Beginning at the line that contains "Parse this screenshot: output", reproduce every line to the end of the material without changing any of them.

# Extracted entries:

——————

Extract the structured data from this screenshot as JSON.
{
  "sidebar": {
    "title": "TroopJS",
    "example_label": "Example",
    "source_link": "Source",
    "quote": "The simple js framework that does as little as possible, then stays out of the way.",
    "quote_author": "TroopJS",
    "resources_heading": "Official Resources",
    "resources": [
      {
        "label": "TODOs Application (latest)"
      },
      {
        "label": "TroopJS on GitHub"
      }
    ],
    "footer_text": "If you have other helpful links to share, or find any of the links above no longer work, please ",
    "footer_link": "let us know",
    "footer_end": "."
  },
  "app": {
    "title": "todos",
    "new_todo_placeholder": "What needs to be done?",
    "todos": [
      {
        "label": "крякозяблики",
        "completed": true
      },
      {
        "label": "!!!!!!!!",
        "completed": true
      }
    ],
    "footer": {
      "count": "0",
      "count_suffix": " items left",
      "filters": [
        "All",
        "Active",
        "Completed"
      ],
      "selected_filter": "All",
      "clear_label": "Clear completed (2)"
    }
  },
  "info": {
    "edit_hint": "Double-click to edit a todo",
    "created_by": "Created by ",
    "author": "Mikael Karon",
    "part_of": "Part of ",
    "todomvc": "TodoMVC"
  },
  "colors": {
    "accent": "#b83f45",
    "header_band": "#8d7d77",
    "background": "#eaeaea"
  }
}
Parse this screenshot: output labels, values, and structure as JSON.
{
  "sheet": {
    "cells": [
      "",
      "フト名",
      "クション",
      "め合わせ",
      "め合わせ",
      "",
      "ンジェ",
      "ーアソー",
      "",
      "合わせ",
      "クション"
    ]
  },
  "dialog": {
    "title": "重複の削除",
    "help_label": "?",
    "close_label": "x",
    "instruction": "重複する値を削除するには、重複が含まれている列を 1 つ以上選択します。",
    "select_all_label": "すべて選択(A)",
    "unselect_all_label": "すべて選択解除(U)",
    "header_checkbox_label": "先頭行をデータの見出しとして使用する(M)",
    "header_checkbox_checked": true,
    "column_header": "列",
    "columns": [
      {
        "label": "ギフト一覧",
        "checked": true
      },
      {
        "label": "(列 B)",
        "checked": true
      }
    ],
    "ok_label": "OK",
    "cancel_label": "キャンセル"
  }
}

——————

# Response to the task:
Parse this screenshot: output labels, values, and structure as JSON.
{
  "sheet": {
    "cells": [
      "",
      "フト名",
      "クション",
      "め合わせ",
      "め合わせ",
      "",
      "ンジェ",
      "ーアソー",
      "",
      "合わせ",
      "クション"
    ]
  },
  "dialog": {
    "title": "重複の削除",
    "help_label": "?",
    "close_label": "x",
    "instruction": "重複する値を削除するには、重複が含まれている列を 1 つ以上選択します。",
    "select_all_label": "すべて選択(A)",
    "unselect_all_label": "すべて選択解除(U)",
    "header_checkbox_label": "先頭行をデータの見出しとして使用する(M)",
    "header_checkbox_checked": true,
    "column_header": "列",
    "columns": [
      {
        "label": "ギフト一覧",
        "checked": true
      },
      {
        "label": "(列 B)",
        "checked": true
      }
    ],
    "ok_label": "OK",
    "cancel_label": "キャンセル"
  }
}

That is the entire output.